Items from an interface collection
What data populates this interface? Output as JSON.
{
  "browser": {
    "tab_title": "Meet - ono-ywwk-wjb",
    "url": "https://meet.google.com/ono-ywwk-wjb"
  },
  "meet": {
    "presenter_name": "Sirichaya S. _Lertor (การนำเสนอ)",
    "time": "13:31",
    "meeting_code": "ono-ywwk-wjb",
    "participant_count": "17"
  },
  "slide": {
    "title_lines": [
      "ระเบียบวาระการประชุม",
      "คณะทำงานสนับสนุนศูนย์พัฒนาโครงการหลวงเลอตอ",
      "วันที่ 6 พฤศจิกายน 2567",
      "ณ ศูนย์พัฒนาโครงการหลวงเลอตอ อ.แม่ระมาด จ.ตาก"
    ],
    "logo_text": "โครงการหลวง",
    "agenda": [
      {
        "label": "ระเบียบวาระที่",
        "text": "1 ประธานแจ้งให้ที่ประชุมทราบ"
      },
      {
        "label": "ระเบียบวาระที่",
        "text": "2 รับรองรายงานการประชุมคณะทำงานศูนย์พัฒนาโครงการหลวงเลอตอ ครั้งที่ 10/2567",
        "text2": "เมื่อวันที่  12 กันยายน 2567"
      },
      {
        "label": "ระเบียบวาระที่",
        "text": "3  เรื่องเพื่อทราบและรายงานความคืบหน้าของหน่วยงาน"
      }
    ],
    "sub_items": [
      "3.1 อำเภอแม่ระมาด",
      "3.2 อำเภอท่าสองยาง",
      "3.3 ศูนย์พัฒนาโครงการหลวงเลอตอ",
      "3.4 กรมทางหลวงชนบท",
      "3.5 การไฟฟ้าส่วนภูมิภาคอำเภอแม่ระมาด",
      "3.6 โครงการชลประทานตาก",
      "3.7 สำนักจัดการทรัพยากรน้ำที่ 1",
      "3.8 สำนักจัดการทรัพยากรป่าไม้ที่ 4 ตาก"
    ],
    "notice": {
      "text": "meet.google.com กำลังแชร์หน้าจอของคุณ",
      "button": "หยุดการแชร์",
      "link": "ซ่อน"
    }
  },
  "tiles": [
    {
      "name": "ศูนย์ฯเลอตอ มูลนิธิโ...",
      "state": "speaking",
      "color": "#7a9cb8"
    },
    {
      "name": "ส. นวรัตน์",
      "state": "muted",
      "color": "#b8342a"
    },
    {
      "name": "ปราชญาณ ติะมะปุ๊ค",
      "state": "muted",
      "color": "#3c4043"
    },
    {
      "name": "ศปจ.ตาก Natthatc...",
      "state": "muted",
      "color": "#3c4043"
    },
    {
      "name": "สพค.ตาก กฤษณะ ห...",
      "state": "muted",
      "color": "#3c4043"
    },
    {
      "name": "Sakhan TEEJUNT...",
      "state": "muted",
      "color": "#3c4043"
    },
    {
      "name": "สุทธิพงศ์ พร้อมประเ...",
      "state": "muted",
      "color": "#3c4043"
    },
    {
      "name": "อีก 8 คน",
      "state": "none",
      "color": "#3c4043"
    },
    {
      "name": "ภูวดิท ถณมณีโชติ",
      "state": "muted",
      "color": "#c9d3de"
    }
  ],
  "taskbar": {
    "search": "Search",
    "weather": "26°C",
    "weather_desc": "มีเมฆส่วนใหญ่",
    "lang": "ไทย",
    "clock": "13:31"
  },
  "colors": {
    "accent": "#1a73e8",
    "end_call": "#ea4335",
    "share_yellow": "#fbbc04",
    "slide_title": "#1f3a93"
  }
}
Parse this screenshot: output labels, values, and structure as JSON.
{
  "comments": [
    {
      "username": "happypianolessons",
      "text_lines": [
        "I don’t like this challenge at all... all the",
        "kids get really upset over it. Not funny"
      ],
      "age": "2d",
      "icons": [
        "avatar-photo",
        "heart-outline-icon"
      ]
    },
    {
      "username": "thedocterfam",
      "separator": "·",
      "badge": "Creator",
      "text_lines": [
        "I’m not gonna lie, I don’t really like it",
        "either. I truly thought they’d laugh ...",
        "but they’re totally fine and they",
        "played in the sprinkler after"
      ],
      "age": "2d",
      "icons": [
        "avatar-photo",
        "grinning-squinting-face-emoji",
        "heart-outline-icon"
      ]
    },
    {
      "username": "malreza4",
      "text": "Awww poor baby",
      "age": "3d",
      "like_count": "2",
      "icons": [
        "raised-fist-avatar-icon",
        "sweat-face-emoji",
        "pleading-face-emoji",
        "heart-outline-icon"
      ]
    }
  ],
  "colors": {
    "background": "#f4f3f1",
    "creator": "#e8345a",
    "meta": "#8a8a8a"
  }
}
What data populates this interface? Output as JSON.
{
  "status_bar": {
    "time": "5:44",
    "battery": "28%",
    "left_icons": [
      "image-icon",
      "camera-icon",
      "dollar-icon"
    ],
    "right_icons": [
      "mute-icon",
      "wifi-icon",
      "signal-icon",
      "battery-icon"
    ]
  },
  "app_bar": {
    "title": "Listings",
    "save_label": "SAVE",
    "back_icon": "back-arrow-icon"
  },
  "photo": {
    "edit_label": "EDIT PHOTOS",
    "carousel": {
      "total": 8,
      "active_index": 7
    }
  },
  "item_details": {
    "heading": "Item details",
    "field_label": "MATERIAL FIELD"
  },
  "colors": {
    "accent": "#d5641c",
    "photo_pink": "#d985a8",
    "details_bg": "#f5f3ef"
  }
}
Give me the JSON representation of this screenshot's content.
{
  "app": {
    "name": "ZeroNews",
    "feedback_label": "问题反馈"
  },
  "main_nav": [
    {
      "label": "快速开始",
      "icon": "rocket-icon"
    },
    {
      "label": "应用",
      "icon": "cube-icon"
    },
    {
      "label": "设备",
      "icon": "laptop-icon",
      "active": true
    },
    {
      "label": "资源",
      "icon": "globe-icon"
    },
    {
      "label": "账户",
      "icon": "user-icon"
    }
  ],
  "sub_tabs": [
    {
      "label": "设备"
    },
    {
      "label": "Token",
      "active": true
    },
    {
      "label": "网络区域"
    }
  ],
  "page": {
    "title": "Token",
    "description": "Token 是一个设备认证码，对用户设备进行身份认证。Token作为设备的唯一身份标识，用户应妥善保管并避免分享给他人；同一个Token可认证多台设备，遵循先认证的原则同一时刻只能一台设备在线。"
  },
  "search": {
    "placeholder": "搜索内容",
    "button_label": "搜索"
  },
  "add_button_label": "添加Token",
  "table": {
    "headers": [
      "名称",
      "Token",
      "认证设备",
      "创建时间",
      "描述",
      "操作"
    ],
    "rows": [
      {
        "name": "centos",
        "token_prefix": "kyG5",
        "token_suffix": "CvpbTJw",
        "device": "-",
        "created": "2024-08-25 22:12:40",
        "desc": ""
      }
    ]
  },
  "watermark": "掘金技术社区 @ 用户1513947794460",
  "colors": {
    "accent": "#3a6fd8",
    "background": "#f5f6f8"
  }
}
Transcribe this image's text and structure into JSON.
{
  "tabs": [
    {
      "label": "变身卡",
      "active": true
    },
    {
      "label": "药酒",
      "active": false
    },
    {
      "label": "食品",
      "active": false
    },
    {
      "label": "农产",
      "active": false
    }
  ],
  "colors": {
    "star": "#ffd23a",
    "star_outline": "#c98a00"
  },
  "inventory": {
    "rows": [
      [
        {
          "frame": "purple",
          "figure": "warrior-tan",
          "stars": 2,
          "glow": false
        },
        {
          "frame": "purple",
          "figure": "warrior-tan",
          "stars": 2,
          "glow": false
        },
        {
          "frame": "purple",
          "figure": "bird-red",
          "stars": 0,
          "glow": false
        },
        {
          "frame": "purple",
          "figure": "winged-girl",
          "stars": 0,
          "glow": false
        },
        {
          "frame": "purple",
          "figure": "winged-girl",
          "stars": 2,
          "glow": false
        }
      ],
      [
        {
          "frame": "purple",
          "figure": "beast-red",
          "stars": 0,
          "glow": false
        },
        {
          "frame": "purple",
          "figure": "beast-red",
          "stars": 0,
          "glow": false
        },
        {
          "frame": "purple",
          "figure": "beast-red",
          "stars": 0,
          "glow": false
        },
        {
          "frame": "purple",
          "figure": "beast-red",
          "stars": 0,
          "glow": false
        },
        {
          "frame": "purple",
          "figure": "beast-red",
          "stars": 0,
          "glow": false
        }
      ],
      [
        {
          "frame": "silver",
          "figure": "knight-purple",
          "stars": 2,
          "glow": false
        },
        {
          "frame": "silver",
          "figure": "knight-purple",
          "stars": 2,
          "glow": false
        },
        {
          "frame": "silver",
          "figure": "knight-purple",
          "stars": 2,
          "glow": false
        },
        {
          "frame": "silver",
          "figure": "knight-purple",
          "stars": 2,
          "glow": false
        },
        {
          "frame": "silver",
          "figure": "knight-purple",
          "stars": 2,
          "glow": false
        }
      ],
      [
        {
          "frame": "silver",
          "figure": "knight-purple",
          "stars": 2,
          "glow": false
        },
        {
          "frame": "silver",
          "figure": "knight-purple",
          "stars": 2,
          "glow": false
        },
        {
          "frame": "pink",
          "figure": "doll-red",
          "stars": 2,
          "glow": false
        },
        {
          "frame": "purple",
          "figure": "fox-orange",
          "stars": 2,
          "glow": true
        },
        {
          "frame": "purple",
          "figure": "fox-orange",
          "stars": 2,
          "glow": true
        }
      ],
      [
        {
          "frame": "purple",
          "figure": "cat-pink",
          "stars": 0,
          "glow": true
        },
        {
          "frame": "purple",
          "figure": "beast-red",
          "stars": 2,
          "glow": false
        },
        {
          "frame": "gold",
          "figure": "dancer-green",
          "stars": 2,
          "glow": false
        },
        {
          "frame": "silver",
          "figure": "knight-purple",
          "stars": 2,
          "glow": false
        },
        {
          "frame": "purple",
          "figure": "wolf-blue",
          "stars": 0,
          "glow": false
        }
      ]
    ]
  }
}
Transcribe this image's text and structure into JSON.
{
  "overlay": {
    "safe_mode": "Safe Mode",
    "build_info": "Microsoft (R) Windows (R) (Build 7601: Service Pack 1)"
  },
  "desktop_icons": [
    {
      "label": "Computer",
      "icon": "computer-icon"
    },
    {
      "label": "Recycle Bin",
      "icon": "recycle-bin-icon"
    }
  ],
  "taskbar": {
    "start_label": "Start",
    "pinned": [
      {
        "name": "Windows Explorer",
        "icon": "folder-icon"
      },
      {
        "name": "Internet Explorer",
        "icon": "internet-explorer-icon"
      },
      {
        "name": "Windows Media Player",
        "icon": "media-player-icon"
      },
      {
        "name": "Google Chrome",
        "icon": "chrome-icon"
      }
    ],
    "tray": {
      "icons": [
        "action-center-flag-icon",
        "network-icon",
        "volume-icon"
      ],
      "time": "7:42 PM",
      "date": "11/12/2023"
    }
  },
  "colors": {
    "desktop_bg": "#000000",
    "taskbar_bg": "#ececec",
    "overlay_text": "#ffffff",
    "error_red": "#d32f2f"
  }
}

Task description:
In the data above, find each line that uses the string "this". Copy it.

Reply:
What data populates this interface? Output as JSON.
Parse this screenshot: output labels, values, and structure as JSON.
        "I don’t like this challenge at all... all the",
What data populates this interface? Output as JSON.
Give me the JSON representation of this screenshot's content.
Transcribe this image's text and structure into JSON.
Transcribe this image's text and structure into JSON.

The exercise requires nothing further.